Dale Bohmont joined the College in 1963 as the new dean. His challenge was to find a way to integrate the
functioning of the College, the Experiment Station and UNCE. Bohmont and his administration worked effectively
from 1963 to 1981 to make this transition as smooth as possible, both in terms of funding and faculty assignments.
Federal funding through the Hatch and Smith-Lever Acts was allocated for research and extension service, so it was
crucial to keep these funds separate in terms of fiscal accountability—because federal funds could not be commingled
with state-appropriated funding. At this time, 90 percent of funds were going to research and extension and only 10
percent toward instruction.
To support the rapid growth in student enrollment, Bohmont made it so that faculty and staff would have joint
appointments with the College, Experiment Station and UNCE. This allowed a larger pool of faculty with more
diverse expertise to be available for instruction, research and extension programs. Each of the three entities
would benefit from the other’s expertise and would be able to collaborate on how to better serve Nevada’s
Bohmont’s vision proved to be a success. “In an academic setting, instruction is king, but in the fiscal
accountability of agriculture, the key connection is the federal resources which historically made the
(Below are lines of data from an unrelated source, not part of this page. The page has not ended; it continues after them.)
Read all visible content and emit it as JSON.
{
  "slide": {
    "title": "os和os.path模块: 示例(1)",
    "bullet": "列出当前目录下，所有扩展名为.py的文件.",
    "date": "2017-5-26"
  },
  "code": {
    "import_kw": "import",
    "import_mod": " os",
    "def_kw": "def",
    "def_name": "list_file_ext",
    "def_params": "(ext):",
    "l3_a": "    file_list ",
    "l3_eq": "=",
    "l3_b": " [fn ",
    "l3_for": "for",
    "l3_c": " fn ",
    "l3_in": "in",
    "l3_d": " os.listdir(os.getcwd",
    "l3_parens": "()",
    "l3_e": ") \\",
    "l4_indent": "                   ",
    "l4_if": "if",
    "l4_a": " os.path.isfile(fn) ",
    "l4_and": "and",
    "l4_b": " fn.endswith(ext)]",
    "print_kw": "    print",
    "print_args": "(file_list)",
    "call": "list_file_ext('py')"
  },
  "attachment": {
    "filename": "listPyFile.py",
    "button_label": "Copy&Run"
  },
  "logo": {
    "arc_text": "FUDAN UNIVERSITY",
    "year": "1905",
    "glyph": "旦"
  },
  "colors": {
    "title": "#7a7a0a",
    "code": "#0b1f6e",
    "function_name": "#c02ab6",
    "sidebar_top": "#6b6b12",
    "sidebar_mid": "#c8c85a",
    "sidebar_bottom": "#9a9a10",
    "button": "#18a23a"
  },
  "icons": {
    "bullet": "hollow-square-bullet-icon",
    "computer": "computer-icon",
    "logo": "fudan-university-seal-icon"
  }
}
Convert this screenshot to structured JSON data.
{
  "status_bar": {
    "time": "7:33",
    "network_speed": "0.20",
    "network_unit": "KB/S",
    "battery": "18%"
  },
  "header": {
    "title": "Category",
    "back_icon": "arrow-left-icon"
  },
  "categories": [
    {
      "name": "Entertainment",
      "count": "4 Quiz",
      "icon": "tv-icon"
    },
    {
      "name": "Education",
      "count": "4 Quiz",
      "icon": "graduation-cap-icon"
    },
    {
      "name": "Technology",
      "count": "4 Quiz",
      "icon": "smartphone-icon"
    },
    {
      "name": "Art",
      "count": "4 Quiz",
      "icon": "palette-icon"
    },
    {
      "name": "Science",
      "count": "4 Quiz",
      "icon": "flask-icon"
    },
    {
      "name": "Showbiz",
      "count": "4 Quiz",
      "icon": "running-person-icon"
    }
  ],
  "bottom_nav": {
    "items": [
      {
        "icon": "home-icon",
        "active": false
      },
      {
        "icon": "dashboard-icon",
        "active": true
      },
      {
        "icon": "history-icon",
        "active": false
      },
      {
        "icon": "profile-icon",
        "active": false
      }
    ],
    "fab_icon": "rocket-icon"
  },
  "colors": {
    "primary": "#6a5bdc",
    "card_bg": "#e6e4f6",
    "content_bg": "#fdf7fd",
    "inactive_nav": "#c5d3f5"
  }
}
College possible,” Bohmont wrote in his book, Golden Years of Agriculture in Nevada.